Website and app data records:
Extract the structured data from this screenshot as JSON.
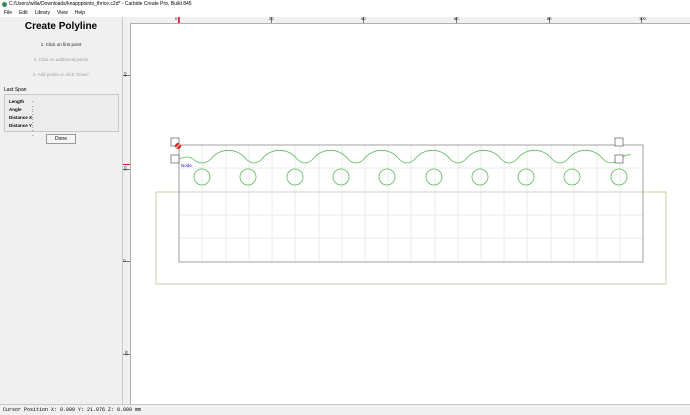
{
  "window": {
    "title": "C:/Users/willa/Downloads/knapppoints_thrice.c2d* - Carbide Create Pro, Build 845"
  },
  "menu": [
    "File",
    "Edit",
    "Library",
    "View",
    "Help"
  ],
  "panel": {
    "title": "Create Polyline",
    "step1": "1. Click on first point",
    "step2": "2. Click on additional points",
    "step3": "3. Add points or click \"Done\"",
    "last_span_label": "Last Span",
    "rows": [
      {
        "label": "Length",
        "value": "---"
      },
      {
        "label": "Angle",
        "value": "---"
      },
      {
        "label": "Distance X",
        "value": "---"
      },
      {
        "label": "Distance Y",
        "value": "---"
      }
    ],
    "done_label": "Done"
  },
  "ruler": {
    "top_labels": [
      "0",
      "20",
      "40",
      "60",
      "80",
      "100"
    ],
    "left_labels": [
      "40",
      "20",
      "0",
      "-20"
    ]
  },
  "canvas": {
    "node_label": "Node"
  },
  "status": {
    "cursor": "Cursor Position X: 0.000 Y: 21.076 Z: 0.000 mm"
  },
  "colors": {
    "panel_bg": "#f0f0f0",
    "geometry_green": "#5ab85a",
    "grid": "#d6d6d6",
    "outer_box": "#b8c58a",
    "node_red": "#e02020",
    "node_label_blue": "#2020c0"
  }
}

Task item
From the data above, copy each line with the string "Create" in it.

Solution for this exercise
    "title": "C:/Users/willa/Downloads/knapppoints_thrice.c2d* - Carbide Create Pro, Build 845"
    "title": "Create Polyline",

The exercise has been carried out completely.